Join us for 102 minutes of pure adventurous joy as lovable rogue Robin Hood (Errol Flynn) romances the beautiful and clever Maid Marion (the luminous Olivia De Havilland), fights the corruption of the selfish Prince Guy (the ever reliable scoundrel, Claude Rains) and crosses swords with the nefarious and murderous Sir Guy (Flynn’s regular foil, Basil Rathbone).

Filled with classic sequences of irrepressible energy and verve, THE ADVENTURES OF ROBIN HOOD is one of the all-time great adventure movies.

— Gentleman Tim

 

Mail Bag! Charge of the Light Brigade and Wiggling Toes!

12 Nov

This from Joe Maletta who points out a blooper in Errol’s Charge of the Light Brigade:

Joe Maletta One of Flynn’s best! The young boy is Scottie Beckett who played Perma the son of J. Carrol Nash’s character. Puran Singh. There is a film blooper when Puran finds and holds his dead son after the massacre at Chukoti. Flynn is trying to console him and as he is doing so, the “dead” son is Wiggling his toes! A little levity aside during a sad moment.

Thanks, Joe!

Scottie Beckett with Errol

— David DeWitt

 

Armistice Day 11/11

11 Nov

The horror of war is the reason of peace …

— Gentleman Tim

 

The Case of the Curious Pneumonia

07 Oct

EIGHTY YEARS AGO THIS WEEK – OCTOBER 1938

Los Angeles Examiner – Louella Parsons, October 4, 1938

Errol Flynn heard yesterday for the first time that he had pneumonia when he was so critically ill last week. So remarkable was his recovery that he is expected to go home today, and Lili Damita will sail Thursday on the Queen Mary. Errol’s doctors have ordered him to rest for two weeks, after which he is to report to Warner studio for Dodge City.

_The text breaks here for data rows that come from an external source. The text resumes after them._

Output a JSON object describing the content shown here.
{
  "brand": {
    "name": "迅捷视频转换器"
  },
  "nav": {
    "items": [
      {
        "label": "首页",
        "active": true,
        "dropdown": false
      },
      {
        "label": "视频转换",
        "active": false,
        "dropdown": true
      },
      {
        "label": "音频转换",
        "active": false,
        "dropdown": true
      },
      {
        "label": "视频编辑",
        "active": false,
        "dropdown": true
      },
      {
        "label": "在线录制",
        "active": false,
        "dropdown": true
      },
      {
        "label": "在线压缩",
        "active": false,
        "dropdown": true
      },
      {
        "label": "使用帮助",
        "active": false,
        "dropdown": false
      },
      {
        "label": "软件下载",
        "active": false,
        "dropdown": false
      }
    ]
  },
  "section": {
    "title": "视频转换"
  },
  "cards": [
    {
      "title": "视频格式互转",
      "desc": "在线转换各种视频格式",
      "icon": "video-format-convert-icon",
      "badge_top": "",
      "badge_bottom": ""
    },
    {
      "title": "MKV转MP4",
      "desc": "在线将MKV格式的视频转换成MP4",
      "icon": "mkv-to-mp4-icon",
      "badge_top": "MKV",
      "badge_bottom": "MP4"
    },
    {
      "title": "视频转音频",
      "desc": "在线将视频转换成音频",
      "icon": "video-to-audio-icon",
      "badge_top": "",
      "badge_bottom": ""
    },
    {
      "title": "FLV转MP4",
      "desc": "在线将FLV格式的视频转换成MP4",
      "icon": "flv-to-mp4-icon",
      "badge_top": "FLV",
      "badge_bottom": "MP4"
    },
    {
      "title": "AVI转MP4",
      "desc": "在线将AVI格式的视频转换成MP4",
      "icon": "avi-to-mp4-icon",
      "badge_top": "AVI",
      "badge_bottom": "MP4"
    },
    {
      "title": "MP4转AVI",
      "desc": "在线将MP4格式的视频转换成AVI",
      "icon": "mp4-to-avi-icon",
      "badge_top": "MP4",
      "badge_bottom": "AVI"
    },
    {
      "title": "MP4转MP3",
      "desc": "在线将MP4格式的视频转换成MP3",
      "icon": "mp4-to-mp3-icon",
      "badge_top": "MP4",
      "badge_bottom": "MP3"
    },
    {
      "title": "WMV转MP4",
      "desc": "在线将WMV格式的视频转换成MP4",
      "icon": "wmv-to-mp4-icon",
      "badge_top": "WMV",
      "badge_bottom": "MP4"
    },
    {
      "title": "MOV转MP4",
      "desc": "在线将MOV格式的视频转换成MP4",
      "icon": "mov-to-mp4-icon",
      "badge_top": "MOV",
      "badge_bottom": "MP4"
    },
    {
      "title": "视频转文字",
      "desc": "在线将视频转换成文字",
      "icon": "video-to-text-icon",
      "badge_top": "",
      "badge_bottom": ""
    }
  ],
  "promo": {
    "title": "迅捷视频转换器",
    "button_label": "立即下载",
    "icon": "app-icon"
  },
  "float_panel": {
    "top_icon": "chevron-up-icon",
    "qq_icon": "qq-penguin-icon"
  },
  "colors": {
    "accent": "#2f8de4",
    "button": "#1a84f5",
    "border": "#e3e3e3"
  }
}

Don’t say “That’s where we came in,” for Hal Wallis really tried to borrow Ronald Coleman and Cary Grant for the remittance man who goes western. But when neither English accent was available, he went back to the original idea of putting Flynn in the role, postponing The Sea Hawk until early next year. Michael Curtiz, the director, who always favored Flynn, was rejoicing yesterday, for both Flynn and Olivia de Havilland were in Robin Hood Curtiz’ biggest hit.

Dodge City could-have-been cowboys, Coleman and Cary:

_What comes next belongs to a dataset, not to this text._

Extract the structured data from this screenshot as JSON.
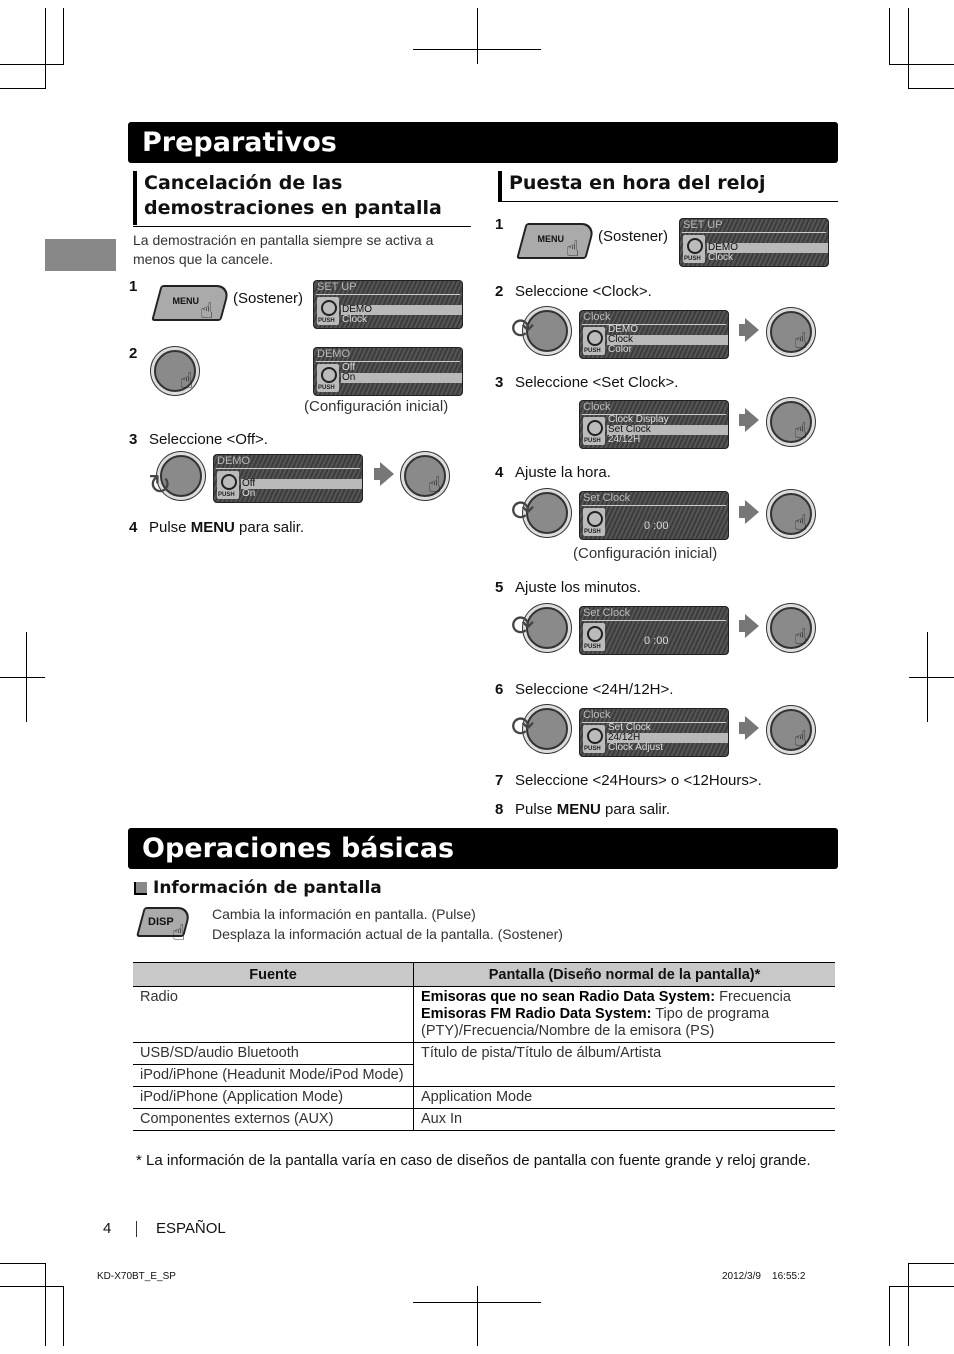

— — —

Los Angeles Evening Herald Express – Harrison Carroll
October 5, 1938

Errol Flynn went from the hospital to Edmund Goulding’s house at Palm Springs. He wanted to take a trip to Mexico City, but doctors vetoed it.

movielanddirectory.com…
— — —

Los Angeles Evening Herald Express – Jimmy Starr
October 10, 1938

Lili Damita shushed those Paris divorce rumors by nixing her trip to Gay Paree with the Jack Warners and flying back to hubby Errol Flynn in Palm Springs.

Here they are in Palm Springs:

— Gentleman Tim

 

Double ‘O’ Flynn

23 Sep

ERROL’S EIGHT DOUBLE ‘O’ FILMS

Has any actor ever had a higher percentage of double ‘o’ films than Errol?

Eight of Errol’s films have ‘oo’ words in their titles.

That’s approximately 14.8% of all his movies.

Here are Errol’s “Double O” Eight:

CAPTAIN BLOOD (1935)

THE ADVENTURES OF ROBIN HOOD (1938)

FOOTSTEPS IN THE DARK (1941)

THEY DIED WITH THEIR BOOTS ON (1941)

NEVER SAY GOODBYE (1946)

THE BIG BOODLE (1957)

TOO MUCH TOO SOON (1957)

ROOTS OF HEAVEN (1958)

— Gentleman Tim

 

Win In Like Flynn Tickets

11 Sep

In Western Australia

www-haveagonews-com-au.cdn.ampproject.org…

— Gentleman Tim